British Viral Hepatitis Group
The BVHG aims to improve the management and study of patients with chronic viral liver disease. The group brings together UK hepatologists, gastroenterologists, infectious disease physicians, nurses and allied professionals as well as virologists, epidemiologists and scientists with an interest in viral diseases of the liver.
The work of the BVHG
The BVHG organises two one day meetings each year on varied topics related to viral hepatitis, as well as co-organising other sessions and meetings. These have proven to be very successful and well attended.
A Pharmacists sub-group is affiliated to the BVHG who are called the British Hepatology Pharmacy Group (BHPG).
The BVHG is also involved in reporting and representing to NICE and other organisations/government bodies on issues related to viral hepatitis, and has developed an advocacy role for clinicians and others interested in viral hepatitis care, treatment and study.
The BVHG is involved in liaising with the British Society of Gastroenterology Liver Section as well as the British HIV Association in areas of mutual interest. It played a pivotal role in the review of the best available evidence in the Management of Hepatitis C during a Consensus Conference in 2015.
It plans to develop more online educational content including setting up a Post-Conference Feedback Web Session.
The BVHG Committee
|BVHG Chair||Dr Mark Aldersley, St James's University Hospital, Leeds|
|BVHG Secretary||Dr Patrick Kennedy, Queen Mary University of London|
Practical Toolkit for Building a Successful Partnership with High-Risk Hepatitis C Patients
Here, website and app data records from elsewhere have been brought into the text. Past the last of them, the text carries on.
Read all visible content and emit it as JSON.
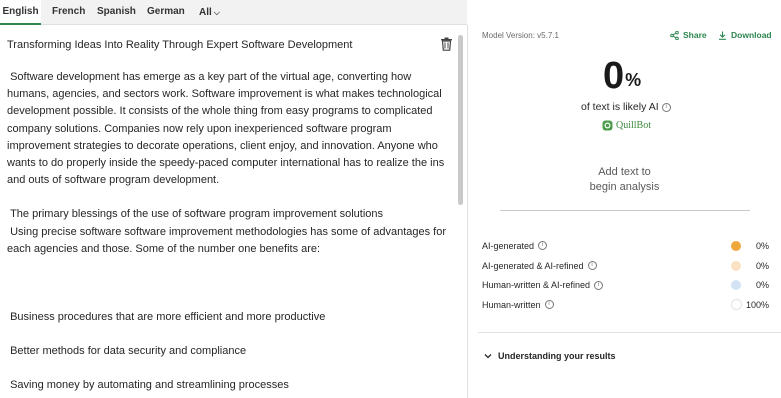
{
  "tabs": [
    "English",
    "French",
    "Spanish",
    "German",
    "All"
  ],
  "editor": {
    "title": "Transforming Ideas Into Reality Through Expert Software Development",
    "para1": " Software development has emerge as a key part of the virtual age, converting how humans, agencies, and sectors work. Software improvement is what makes technological development possible. It consists of the whole thing from easy programs to complicated company solutions. Companies now rely upon inexperienced software program improvement strategies to decorate operations, client enjoy, and innovation. Anyone who wants to do properly inside the speedy-paced computer international has to realize the ins and outs of software program development.",
    "para2": " The primary blessings of the use of software program improvement solutions",
    "para3": " Using precise software software improvement methodologies has some of advantages for each agencies and those. Some of the number one benefits are:",
    "item1": " Business procedures that are more efficient and more productive",
    "item2": " Better methods for data security and compliance",
    "item3": " Saving money by automating and streamlining processes"
  },
  "panel": {
    "model_version": "Model Version: v5.7.1",
    "share_label": "Share",
    "download_label": "Download",
    "score": "0",
    "score_unit": "%",
    "likely_label": "of text is likely AI",
    "brand": "QuillBot",
    "add_text_line1": "Add text to",
    "add_text_line2": "begin analysis",
    "rows": [
      {
        "label": "AI-generated",
        "pct": "0%",
        "color": "#f0a73c"
      },
      {
        "label": "AI-generated & AI-refined",
        "pct": "0%",
        "color": "#fbe2c2"
      },
      {
        "label": "Human-written & AI-refined",
        "pct": "0%",
        "color": "#d3e3f5"
      },
      {
        "label": "Human-written",
        "pct": "100%",
        "color": "#ffffff"
      }
    ],
    "understanding_label": "Understanding your results"
  },
  "colors": {
    "accent": "#2d8650"
  }
}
Doctors and medical practitioners in Europe recognise the need for innovative strategies and practical tools that can help overcome formidable challenges in HCV testing and treatment, including when working with marginalised patient populations. Dr. Stephan Walcher, member of the Board of Directors for the European Opiate Addiction Treatment Association and Director of CONCEPT – Centre for Addiction Treatment, has pointed out that: “A lot of evidence has been compiled since the release of the first direct-acting antivirals, leading to adapted or newly issued guidelines. However, there has been a lack of simple, practical, and user-targeted handouts—something that both health care providers and patients can really work with”.
These practical tools have been vetted by renowned European HCV experts and are designed for use in primary care clinics, drug treatment centres, medically supervised injecting centres, street-based outreach programs, prisons, and criminal justice settings. The toolkits are available in English, French, German, Italian, and Spanish for both health care providers and patients. “Patient-centred communication is fundamental in eliminating hepatitis C, and I expect that these new tools will play an important role in engaging patients in effective conversations that foster strategic action toward HCV testing, treatment, adherence, and risk reduction.” —Prof. Jeffrey V Lazarus, PhD, MIH, MA, Faculty of Medicine, Barcelona Institute for Global Health (ISGlobal)
Download the free toolkits today:
UK Position Statement on the use of Organs from Hepatitis C Viraemic Donors in Hepatitis C Negative Recipients:
Hepatitis C in the UK PHE 2020 Report - a copy of the report can be found at the following link: https://www.gov.uk/government/publications/hepatitis-c-in-the-uk
Business Case Template - Hepatitis C Test & Treat Nurse-Led Community Based Service. Download the template below:
|This business case template is based on data from a pilot study undertaken in Brighton. Therefore acknowledgements to Dr Sumita Verma, Reader in Medicine Brighton and Sussex Medical School and Hon Consultant Hepatology, Brighton and Sussex University Hospital, Specialist Hepatitis Nurse Margaret O'Sullivan, Brighton and Sussex University Hospital and to all other staff at Brighton services (acute trust, substance misuse & public health) who have supported this important HCV development. Thank you to Alison McKinlay, Service Manager Brighton and Sussex University Hospital, for sharing the BSUH business case and local financial data. The template has been funded and commissioned by Gilead Sciences Ltd. Gilead had no editorial control over the document.|
The first BVHG and BASL Best Practice for ODN Stakeholders Meeting which was held on the 10–11 January 2018 in Manchester. The summary of the outputs from the meeting is provided in form of a meeting report; Download BVHG-BASL ODN meeting report Jan 2018.pdf
The report highlights the limitations of the current HCV treatment model, and provides suggestions on how it can be modified and improved. The report describes best practice examples for eliminating HCV for ODNs to take and adapt to work in their area. The intention is that this information will provide all ODNs with a framework to develop the 5-year plans needed to meet their CQUIN requirement, and importantly to also leave them well placed to deliver on the World Health Organisations goal of HCV elimination by 2030.
Supplementary BVHG and BASL Best Practice for ODN Stakeholders Meeting Information:
Read the Hepatitis C Coalition Report on the Operational Delivery Networks – December 2017 > here.
Read the Hepatitis C Coalition Report - Signposting the way to elimination by 2025 - July 2018 > here Download Hepatitis C Coalition Signposting Elimination July 18.pdf.